; Sanfilippo et al. 2018
). Trolls often target an individual or a group to provoke a reaction or prove a point, such as the importance of free speech (Golf-Papez and Veer 2017
). Bots are computer programming that mimic human behavior, but are actually generated by an algorithm (Jones 2015
). Therefore, certain Twitter accounts might not be controlled by actual human beings, but generate automatic responses with the aim, for example, of increasing views on social networks or try to influence results in political elections. Bots had a relevant role in the debate preceding Brexit, especially in generating content in favor of the Leave position (Howard and Kollanyi 2016
The presence of these actors on Twitter likely influences existing debates and contributes to the diffusion of hate speech. In the case of tweets sent in the aftermath of the British referendum, many users display trolling behaviors by sending a series of anti-Islam tweets. These tweets are often derogatory, and they seem to be written only to circulate abusive language that would upset other users. In observing the spread of Brexit-related discourses and creating my dataset, I came across many tweets that were likely produced by algorithms. For example, a tweet says “#Brexit #ISIS #Islam #Obama #United States Good Show #Brits !! #Globalism #HillaryClinton” (24 June 2016). It is sent from an account that displays neither a personal name, nor a picture or any information about the user. The fact that the tweet shows support for Brexit mainly repeating hashtags might be a symptom of a non-human actor, or of a trolling behavior. The presence of trolls and bots perpetuating Islamophobic narratives is a characteristic of social networks and risks decisively contributing to the visibility of anti-Islam discourses. These actors might be partially responsible for the high number of Islamophobic post-Brexit tweets, and their messages can influence the perception of Islam of all Twitter users that do not recognize them for trolls and bots.
Twitter-based messages are also characterized by the diffusion, operated by bots and humans alike, of the so-called “fake news
.” Currently an overused term by certain political characters, “fake news” in this article indicates news that is known to be false by their creators, and nonetheless circulated. According to Douglas
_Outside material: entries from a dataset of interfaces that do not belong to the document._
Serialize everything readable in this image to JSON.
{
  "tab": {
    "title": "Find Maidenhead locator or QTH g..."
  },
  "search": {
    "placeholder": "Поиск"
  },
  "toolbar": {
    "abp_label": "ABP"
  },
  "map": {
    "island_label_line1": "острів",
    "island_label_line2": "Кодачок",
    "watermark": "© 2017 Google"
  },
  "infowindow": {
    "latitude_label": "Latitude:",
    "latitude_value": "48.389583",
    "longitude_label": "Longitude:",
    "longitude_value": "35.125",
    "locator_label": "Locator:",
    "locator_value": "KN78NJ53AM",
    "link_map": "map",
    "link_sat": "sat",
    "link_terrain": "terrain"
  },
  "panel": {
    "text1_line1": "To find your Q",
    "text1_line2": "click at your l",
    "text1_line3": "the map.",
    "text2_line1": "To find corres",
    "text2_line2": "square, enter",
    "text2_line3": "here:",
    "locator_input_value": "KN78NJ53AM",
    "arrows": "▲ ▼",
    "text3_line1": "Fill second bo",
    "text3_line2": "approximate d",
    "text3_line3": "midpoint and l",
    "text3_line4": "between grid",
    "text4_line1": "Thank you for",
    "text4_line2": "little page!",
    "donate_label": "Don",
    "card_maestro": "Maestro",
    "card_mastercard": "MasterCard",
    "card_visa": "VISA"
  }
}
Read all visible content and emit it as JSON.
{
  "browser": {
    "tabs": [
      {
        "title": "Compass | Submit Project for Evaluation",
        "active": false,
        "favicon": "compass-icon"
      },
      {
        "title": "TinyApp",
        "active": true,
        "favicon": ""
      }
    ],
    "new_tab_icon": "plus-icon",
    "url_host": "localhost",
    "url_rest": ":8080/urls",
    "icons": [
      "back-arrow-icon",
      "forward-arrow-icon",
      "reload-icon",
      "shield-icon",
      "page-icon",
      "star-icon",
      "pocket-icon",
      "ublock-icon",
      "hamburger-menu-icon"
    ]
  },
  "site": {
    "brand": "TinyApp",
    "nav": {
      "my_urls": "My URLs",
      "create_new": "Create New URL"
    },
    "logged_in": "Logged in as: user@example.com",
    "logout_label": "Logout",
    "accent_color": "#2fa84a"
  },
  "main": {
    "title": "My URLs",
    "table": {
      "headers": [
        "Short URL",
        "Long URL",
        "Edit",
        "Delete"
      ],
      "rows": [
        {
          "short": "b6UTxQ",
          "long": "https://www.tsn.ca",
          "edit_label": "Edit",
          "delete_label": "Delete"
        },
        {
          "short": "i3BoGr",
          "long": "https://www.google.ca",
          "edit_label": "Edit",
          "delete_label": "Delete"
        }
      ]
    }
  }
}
), fake news tends to be more prominent in the US and among right-wing people. They also have a connection with religion: fake news is often directed at Christians, in particular Protestant fundamentalists, and tend to mention religious content. For example, during the 2016 US presidential campaign, a high number of fake news reported an alleged involvement of candidate Hillary Clinton with ISIS and Islamic terrorism.
Many of the tweets sent after Brexit perpetrate fake news about Muslims. For example, a tweet says “Muslim imam says non Muslims r worse than dogs and pigs including president of USA #Brexit” (27 June 2016). The tweet contains a link to a Facebook page that appeared to be offline shortly after the publication of the tweet. There seem to be no reliable sources for the news, and it is likely that the Twitter user invented it, or that it comes from a Facebook page that spreads fake news. Nevertheless, it is quoted as a legitimate source. Similarly, many other tweets report news that comes from openly Islamophobic websites or conservative news outlets that do not provide proofs for the authenticity of the news. In this way, people seem to provide legitimation for their anti-Islam ideas, but they actually contribute circulating false stories with the only aim of perpetuating Islamophobia.
Global connections between right-wing individuals and movements, the proliferation of trolls and bots, and the creation and diffusion of fake news are only a part of social media interactions, and they do not condition all Internet debates. However, it appears that they played a role in post- Brexit Twitter exchanges, and they likely influence the creation of Internet-based Islamophobic discourses. Therefore, online Islamophobia can be conceptualized as a type of narrative connected to offline actions and discourses, but that has nonetheless some peculiar characteristics of diffusion and consumption.